Supplied records below:

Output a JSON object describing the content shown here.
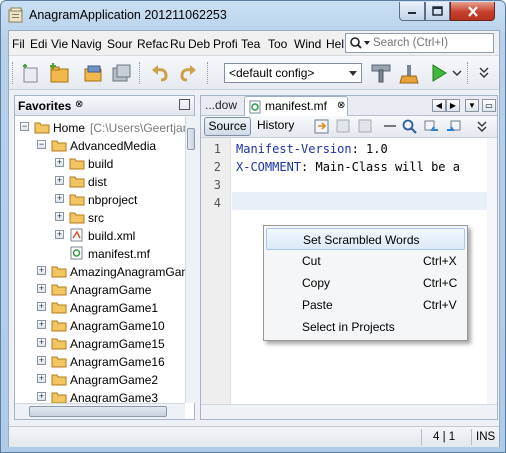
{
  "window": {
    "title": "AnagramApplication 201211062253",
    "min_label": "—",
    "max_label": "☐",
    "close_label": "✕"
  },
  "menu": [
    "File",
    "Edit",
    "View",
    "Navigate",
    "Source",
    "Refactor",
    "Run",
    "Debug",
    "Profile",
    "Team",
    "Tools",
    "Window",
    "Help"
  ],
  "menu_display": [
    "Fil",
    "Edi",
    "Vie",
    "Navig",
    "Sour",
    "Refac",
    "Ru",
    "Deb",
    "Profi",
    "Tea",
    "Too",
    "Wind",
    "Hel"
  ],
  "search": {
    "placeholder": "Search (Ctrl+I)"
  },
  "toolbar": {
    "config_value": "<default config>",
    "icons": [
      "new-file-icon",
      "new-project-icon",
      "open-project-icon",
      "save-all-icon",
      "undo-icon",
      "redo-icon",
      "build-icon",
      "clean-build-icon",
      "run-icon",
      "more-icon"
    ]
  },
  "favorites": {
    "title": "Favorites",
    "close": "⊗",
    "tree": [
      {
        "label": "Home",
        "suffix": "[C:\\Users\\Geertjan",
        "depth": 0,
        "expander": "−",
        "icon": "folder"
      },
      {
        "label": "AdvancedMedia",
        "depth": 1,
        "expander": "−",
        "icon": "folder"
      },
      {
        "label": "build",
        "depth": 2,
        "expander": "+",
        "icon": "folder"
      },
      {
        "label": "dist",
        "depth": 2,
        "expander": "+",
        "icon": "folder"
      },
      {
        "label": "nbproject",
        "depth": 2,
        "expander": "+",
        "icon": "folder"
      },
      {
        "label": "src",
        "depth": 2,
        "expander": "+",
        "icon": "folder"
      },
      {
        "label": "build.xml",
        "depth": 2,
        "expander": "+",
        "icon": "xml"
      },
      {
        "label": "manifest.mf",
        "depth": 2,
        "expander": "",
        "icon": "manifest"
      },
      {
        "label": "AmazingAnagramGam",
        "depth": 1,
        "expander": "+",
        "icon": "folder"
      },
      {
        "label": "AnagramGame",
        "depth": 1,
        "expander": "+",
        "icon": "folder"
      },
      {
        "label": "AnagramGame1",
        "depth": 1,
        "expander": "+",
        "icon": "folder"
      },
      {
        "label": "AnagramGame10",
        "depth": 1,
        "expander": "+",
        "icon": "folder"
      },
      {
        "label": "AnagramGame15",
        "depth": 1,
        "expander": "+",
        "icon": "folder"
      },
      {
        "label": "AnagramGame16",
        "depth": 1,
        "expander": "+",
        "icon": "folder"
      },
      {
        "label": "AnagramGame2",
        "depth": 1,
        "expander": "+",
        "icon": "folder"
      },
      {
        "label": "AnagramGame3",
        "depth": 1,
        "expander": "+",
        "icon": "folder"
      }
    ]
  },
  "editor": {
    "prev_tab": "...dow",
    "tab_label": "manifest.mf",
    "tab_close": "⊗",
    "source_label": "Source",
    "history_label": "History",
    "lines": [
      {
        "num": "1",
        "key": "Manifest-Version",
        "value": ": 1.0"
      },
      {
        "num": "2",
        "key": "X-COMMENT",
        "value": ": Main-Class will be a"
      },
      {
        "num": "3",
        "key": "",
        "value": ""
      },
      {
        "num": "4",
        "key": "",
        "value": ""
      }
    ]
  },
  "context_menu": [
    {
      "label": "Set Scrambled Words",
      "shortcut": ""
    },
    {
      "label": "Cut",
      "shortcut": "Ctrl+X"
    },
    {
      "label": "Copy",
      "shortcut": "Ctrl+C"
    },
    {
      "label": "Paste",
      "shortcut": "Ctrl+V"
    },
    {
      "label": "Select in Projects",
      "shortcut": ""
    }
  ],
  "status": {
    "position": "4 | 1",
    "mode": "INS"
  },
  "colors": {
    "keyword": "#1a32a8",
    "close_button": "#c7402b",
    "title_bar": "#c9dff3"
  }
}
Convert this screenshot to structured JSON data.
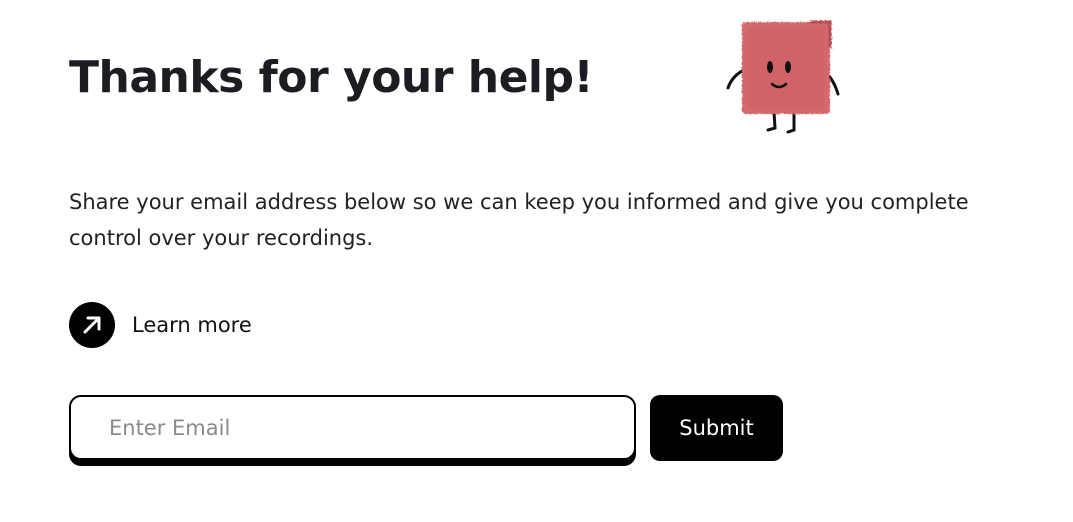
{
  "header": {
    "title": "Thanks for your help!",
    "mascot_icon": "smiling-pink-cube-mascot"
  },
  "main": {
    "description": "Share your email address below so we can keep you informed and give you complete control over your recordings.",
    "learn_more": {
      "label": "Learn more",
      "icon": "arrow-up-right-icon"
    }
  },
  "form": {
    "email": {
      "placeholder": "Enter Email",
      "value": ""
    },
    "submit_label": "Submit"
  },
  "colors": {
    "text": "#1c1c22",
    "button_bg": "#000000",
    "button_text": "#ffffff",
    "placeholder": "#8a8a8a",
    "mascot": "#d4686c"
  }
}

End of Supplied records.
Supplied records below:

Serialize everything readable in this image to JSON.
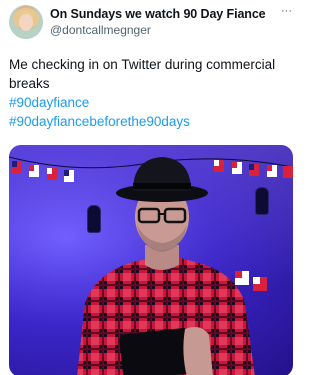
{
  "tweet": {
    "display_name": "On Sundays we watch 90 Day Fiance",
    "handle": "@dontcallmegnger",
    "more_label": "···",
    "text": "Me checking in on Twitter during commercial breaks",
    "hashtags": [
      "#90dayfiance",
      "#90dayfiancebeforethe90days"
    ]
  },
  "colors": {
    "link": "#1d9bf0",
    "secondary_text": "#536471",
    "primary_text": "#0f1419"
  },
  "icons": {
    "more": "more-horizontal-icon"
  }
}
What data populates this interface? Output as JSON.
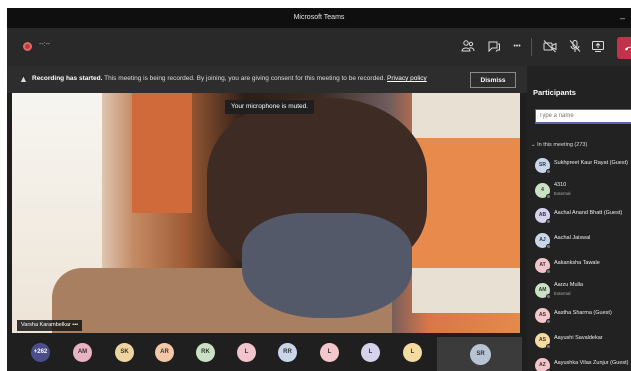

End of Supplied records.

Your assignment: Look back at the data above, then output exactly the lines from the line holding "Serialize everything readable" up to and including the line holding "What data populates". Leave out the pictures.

Result of the exercise:
Serialize everything readable in this image to JSON.
{
  "tweet": {
    "display_name": "On Sundays we watch 90 Day Fiance",
    "handle": "@dontcallmegnger",
    "more_label": "···",
    "text": "Me checking in on Twitter during commercial breaks",
    "hashtags": [
      "#90dayfiance",
      "#90dayfiancebeforethe90days"
    ]
  },
  "colors": {
    "link": "#1d9bf0",
    "secondary_text": "#536471",
    "primary_text": "#0f1419"
  },
  "icons": {
    "more": "more-horizontal-icon"
  }
}
What data populates this interface? Output as JSON.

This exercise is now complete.